Give back all of the data exactly as it appears here.

Extracted data entries:
····················
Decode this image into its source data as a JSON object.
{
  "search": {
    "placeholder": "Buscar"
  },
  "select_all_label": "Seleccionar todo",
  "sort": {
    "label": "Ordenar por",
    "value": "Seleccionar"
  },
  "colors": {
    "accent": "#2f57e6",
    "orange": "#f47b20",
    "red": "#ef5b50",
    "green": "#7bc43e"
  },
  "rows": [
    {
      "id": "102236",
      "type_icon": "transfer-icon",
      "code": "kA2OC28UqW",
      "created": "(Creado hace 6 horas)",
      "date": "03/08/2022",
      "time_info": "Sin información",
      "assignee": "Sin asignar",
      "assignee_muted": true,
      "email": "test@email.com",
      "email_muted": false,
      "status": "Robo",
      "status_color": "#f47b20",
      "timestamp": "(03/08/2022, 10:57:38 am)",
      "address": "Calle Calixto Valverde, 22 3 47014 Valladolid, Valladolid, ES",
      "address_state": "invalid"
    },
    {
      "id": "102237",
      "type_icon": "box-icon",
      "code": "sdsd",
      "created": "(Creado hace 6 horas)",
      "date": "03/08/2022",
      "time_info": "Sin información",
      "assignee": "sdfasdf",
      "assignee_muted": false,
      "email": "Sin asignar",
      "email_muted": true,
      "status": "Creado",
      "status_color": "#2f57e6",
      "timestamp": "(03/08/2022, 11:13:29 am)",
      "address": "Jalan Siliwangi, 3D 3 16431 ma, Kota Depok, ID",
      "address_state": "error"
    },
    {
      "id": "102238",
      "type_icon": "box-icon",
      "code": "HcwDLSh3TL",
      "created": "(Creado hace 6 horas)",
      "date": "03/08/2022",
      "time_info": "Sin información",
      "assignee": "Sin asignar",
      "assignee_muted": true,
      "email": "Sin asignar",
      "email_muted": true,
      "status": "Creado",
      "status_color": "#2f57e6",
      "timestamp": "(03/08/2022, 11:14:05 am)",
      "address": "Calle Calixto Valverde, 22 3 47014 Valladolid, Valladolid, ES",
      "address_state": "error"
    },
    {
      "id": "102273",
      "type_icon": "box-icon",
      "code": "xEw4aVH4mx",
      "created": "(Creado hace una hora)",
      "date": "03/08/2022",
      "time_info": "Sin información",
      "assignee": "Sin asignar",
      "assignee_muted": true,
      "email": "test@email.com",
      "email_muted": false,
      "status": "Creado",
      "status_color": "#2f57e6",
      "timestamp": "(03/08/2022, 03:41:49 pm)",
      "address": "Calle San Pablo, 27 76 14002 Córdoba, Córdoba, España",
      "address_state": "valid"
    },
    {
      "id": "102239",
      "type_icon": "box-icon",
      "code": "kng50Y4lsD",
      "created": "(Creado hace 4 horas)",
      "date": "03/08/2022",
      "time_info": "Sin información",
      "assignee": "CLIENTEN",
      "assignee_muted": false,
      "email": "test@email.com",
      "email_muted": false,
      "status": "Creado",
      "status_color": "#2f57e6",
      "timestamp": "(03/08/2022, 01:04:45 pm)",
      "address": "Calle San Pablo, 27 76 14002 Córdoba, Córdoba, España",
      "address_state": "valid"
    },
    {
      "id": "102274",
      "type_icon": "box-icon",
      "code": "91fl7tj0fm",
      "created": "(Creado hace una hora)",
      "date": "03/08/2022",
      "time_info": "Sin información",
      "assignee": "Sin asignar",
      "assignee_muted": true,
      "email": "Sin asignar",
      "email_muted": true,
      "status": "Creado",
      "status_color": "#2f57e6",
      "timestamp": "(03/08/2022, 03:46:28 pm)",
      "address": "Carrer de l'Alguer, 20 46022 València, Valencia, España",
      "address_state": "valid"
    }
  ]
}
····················
▸ OUTPUT:
Decode this image into its source data as a JSON object.
{
  "search": {
    "placeholder": "Buscar"
  },
  "select_all_label": "Seleccionar todo",
  "sort": {
    "label": "Ordenar por",
    "value": "Seleccionar"
  },
  "colors": {
    "accent": "#2f57e6",
    "orange": "#f47b20",
    "red": "#ef5b50",
    "green": "#7bc43e"
  },
  "rows": [
    {
      "id": "102236",
      "type_icon": "transfer-icon",
      "code": "kA2OC28UqW",
      "created": "(Creado hace 6 horas)",
      "date": "03/08/2022",
      "time_info": "Sin información",
      "assignee": "Sin asignar",
      "assignee_muted": true,
      "email": "test@email.com",
      "email_muted": false,
      "status": "Robo",
      "status_color": "#f47b20",
      "timestamp": "(03/08/2022, 10:57:38 am)",
      "address": "Calle Calixto Valverde, 22 3 47014 Valladolid, Valladolid, ES",
      "address_state": "invalid"
    },
    {
      "id": "102237",
      "type_icon": "box-icon",
      "code": "sdsd",
      "created": "(Creado hace 6 horas)",
      "date": "03/08/2022",
      "time_info": "Sin información",
      "assignee": "sdfasdf",
      "assignee_muted": false,
      "email": "Sin asignar",
      "email_muted": true,
      "status": "Creado",
      "status_color": "#2f57e6",
      "timestamp": "(03/08/2022, 11:13:29 am)",
      "address": "Jalan Siliwangi, 3D 3 16431 ma, Kota Depok, ID",
      "address_state": "error"
    },
    {
      "id": "102238",
      "type_icon": "box-icon",
      "code": "HcwDLSh3TL",
      "created": "(Creado hace 6 horas)",
      "date": "03/08/2022",
      "time_info": "Sin información",
      "assignee": "Sin asignar",
      "assignee_muted": true,
      "email": "Sin asignar",
      "email_muted": true,
      "status": "Creado",
      "status_color": "#2f57e6",
      "timestamp": "(03/08/2022, 11:14:05 am)",
      "address": "Calle Calixto Valverde, 22 3 47014 Valladolid, Valladolid, ES",
      "address_state": "error"
    },
    {
      "id": "102273",
      "type_icon": "box-icon",
      "code": "xEw4aVH4mx",
      "created": "(Creado hace una hora)",
      "date": "03/08/2022",
      "time_info": "Sin información",
      "assignee": "Sin asignar",
      "assignee_muted": true,
      "email": "test@email.com",
      "email_muted": false,
      "status": "Creado",
      "status_color": "#2f57e6",
      "timestamp": "(03/08/2022, 03:41:49 pm)",
      "address": "Calle San Pablo, 27 76 14002 Córdoba, Córdoba, España",
      "address_state": "valid"
    },
    {
      "id": "102239",
      "type_icon": "box-icon",
      "code": "kng50Y4lsD",
      "created": "(Creado hace 4 horas)",
      "date": "03/08/2022",
      "time_info": "Sin información",
      "assignee": "CLIENTEN",
      "assignee_muted": false,
      "email": "test@email.com",
      "email_muted": false,
      "status": "Creado",
      "status_color": "#2f57e6",
      "timestamp": "(03/08/2022, 01:04:45 pm)",
      "address": "Calle San Pablo, 27 76 14002 Córdoba, Córdoba, España",
      "address_state": "valid"
    },
    {
      "id": "102274",
      "type_icon": "box-icon",
      "code": "91fl7tj0fm",
      "created": "(Creado hace una hora)",
      "date": "03/08/2022",
      "time_info": "Sin información",
      "assignee": "Sin asignar",
      "assignee_muted": true,
      "email": "Sin asignar",
      "email_muted": true,
      "status": "Creado",
      "status_color": "#2f57e6",
      "timestamp": "(03/08/2022, 03:46:28 pm)",
      "address": "Carrer de l'Alguer, 20 46022 València, Valencia, España",
      "address_state": "valid"
    }
  ]
}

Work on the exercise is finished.